» **Task item**: An exact copy of the records is required, minus the pictures they hold.

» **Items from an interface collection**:

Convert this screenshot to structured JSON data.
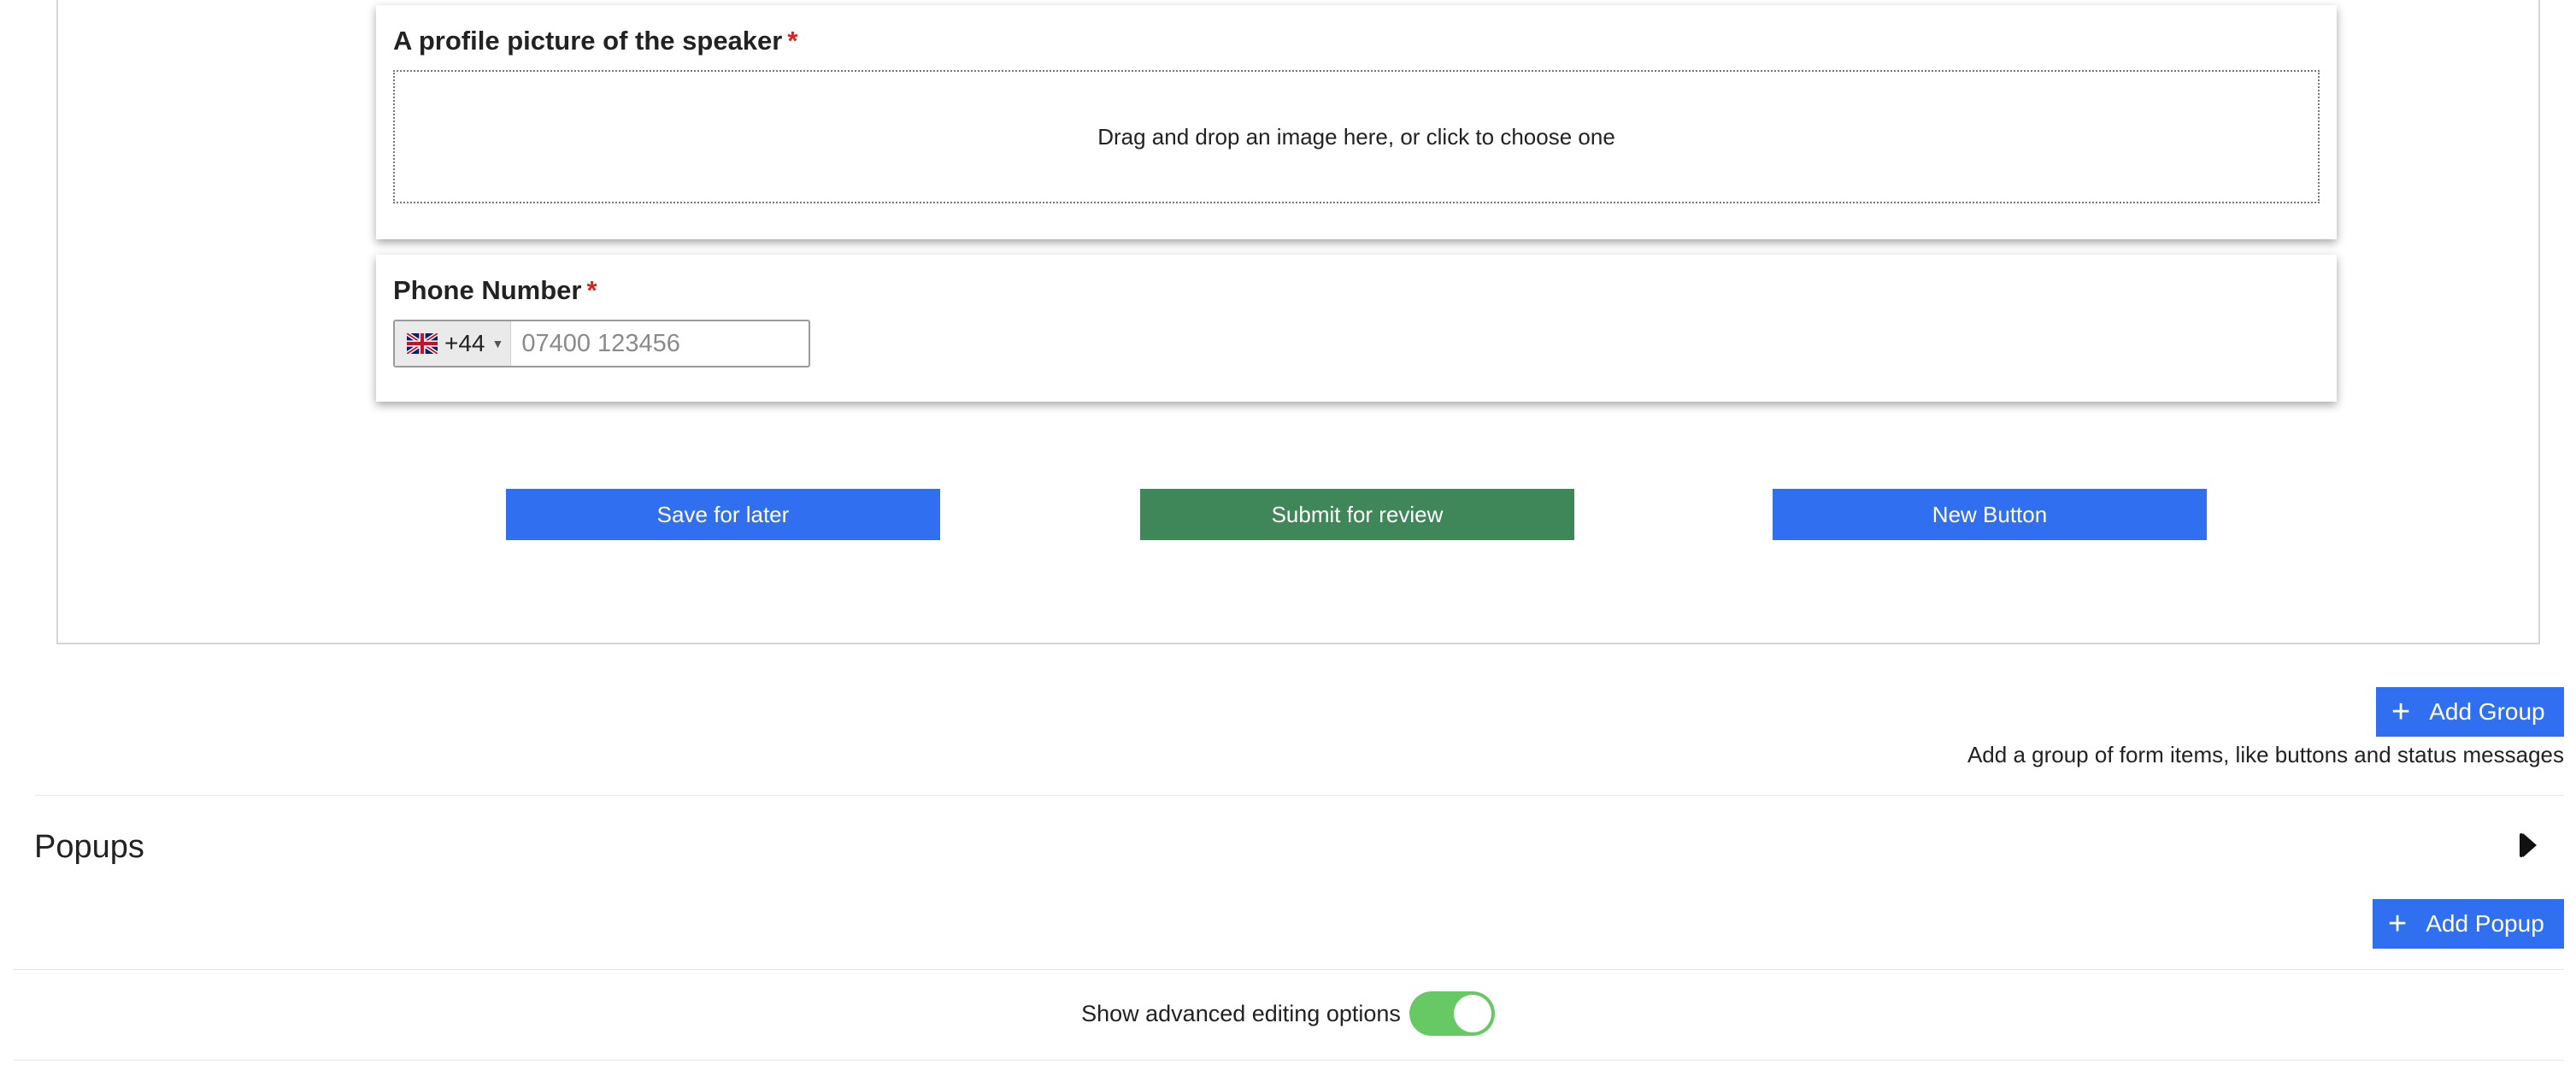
{
  "profile_picture": {
    "label": "A profile picture of the speaker",
    "required_marker": "*",
    "dropzone_text": "Drag and drop an image here, or click to choose one"
  },
  "phone": {
    "label": "Phone Number",
    "required_marker": "*",
    "country_code": "+44",
    "country_flag": "uk-flag-icon",
    "placeholder": "07400 123456",
    "value": ""
  },
  "buttons": {
    "save_label": "Save for later",
    "submit_label": "Submit for review",
    "new_label": "New Button"
  },
  "groups": {
    "add_group_label": "Add Group",
    "hint": "Add a group of form items, like buttons and status messages"
  },
  "popups": {
    "title": "Popups",
    "add_popup_label": "Add Popup"
  },
  "advanced": {
    "label": "Show advanced editing options",
    "enabled": true
  },
  "colors": {
    "primary": "#306ff0",
    "success": "#3f8658",
    "toggle_on": "#67c964",
    "required": "#d9231d"
  }
}
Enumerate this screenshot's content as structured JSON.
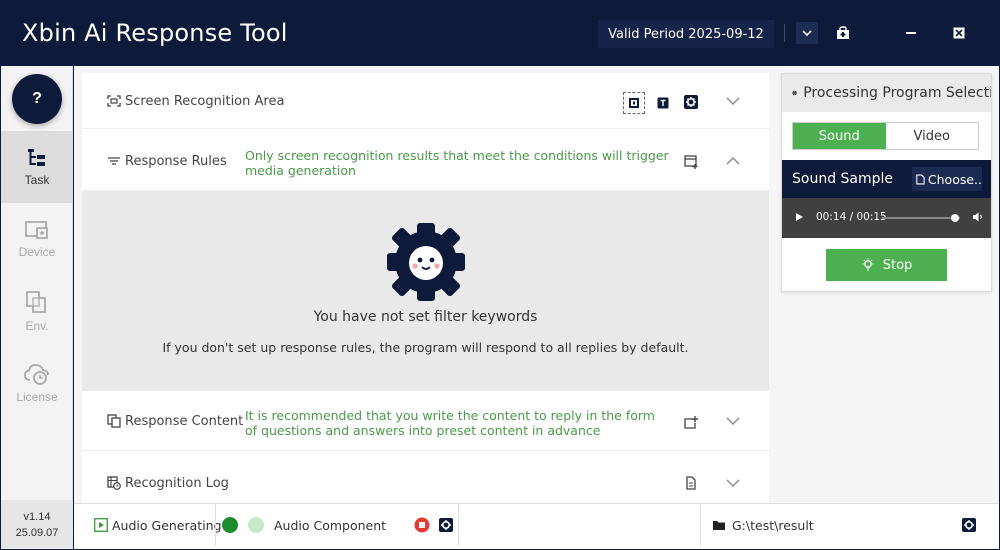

» **Answer for this exercise**:
Convert this screenshot to structured JSON data.
{
  "profile_picture": {
    "label": "A profile picture of the speaker",
    "required_marker": "*",
    "dropzone_text": "Drag and drop an image here, or click to choose one"
  },
  "phone": {
    "label": "Phone Number",
    "required_marker": "*",
    "country_code": "+44",
    "country_flag": "uk-flag-icon",
    "placeholder": "07400 123456",
    "value": ""
  },
  "buttons": {
    "save_label": "Save for later",
    "submit_label": "Submit for review",
    "new_label": "New Button"
  },
  "groups": {
    "add_group_label": "Add Group",
    "hint": "Add a group of form items, like buttons and status messages"
  },
  "popups": {
    "title": "Popups",
    "add_popup_label": "Add Popup"
  },
  "advanced": {
    "label": "Show advanced editing options",
    "enabled": true
  },
  "colors": {
    "primary": "#306ff0",
    "success": "#3f8658",
    "toggle_on": "#67c964",
    "required": "#d9231d"
  }
}
Enumerate this screenshot's content as structured JSON.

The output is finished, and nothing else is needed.